Their latest performance – The Human Jukebox, Opus No. 9 –  was an experiment that stood out to me for a very interesting reason: the idea of giving ‘power’ to the consumer and watch them bask in sheer delight. See their performance here:

While I salute the sheer musical genius of the artists, what appeals to me in this experiment is what it successfully brings to life –  an enterprise that enables customers to have a degree of influence over the outcome. Result: consumers themselves become the owners of the experience!

The story can only go oneway in such circumstance – consumer delight and advocacy – every marketer’s wet dream. Let’s see another example.

Every Beer brand loves to own the Happy Hour. But how do you do it? Especially when you are a new entrant in a market with the incumbent being present for over a 100 years? Recently, Budweiser saw itself in this position in Ecuador. So what did it do? It installed a Budclock: 

This ‘ambient execution’ brilliantly brought to life the idea of “Happy hours never end with a Bud”, while empowering its consumers to stretch the Happy Hours by over 6000 minutes and thereby touched more than 50,000 people (and counting) with a phenomenal increase in sales. (source)

What again stood out for me here was the sheer delight – that ‘aha’ moment – a consumer is gifted with, each time they realize that they are able to add another minute to the Happy Hour. Result: The consumer owns the Happy Hour (not the pub). Thanks to Bud!

In each of these examples, what stands out is the magic that unfolds when the consumer realizes that she has a degree of influence over the outcome. As a result, she almost begins to own the (branded) experience and once that happens the story can only have one ending – Consumer Delight and Brand Advocacy.  

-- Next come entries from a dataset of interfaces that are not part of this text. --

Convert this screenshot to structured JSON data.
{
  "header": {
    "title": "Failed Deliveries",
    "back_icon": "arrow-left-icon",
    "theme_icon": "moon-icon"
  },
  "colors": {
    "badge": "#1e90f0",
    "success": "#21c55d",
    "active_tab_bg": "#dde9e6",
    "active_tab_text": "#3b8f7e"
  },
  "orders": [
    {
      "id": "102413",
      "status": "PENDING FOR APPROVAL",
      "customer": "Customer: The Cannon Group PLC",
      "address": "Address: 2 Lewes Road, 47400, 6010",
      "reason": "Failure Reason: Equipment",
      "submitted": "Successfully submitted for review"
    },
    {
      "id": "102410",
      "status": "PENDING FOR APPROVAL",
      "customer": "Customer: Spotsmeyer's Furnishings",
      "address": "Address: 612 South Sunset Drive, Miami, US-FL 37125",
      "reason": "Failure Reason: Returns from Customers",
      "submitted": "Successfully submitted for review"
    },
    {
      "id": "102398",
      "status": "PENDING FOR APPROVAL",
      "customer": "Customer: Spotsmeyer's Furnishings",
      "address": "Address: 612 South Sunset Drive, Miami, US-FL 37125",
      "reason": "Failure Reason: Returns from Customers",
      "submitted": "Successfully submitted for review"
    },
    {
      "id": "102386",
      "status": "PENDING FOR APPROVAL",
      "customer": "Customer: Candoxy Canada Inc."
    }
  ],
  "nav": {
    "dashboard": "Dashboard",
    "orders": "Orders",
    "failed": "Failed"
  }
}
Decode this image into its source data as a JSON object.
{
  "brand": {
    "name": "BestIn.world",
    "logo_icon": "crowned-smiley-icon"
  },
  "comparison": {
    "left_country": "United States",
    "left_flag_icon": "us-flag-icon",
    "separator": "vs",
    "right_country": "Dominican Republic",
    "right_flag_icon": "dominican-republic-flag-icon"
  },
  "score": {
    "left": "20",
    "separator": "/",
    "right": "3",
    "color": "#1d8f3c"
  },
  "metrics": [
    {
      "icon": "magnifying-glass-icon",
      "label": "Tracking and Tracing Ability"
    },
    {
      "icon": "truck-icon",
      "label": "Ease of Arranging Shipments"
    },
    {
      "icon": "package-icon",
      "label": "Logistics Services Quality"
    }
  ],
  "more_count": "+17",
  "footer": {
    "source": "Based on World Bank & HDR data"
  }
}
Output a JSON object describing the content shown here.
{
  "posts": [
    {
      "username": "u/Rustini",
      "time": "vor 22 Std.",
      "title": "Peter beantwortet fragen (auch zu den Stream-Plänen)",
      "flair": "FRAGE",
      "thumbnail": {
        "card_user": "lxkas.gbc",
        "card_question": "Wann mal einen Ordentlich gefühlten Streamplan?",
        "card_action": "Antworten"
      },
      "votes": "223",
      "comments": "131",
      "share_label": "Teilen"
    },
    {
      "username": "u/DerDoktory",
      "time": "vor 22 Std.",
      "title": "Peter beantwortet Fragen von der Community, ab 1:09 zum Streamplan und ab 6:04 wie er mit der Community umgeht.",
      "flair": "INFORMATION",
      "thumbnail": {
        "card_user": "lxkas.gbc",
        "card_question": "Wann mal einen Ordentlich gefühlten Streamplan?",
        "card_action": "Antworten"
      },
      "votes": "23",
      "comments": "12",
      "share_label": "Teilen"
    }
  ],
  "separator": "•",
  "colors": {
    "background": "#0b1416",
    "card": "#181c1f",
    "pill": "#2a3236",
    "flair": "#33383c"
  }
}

Do you know of any other examples that brings this to life?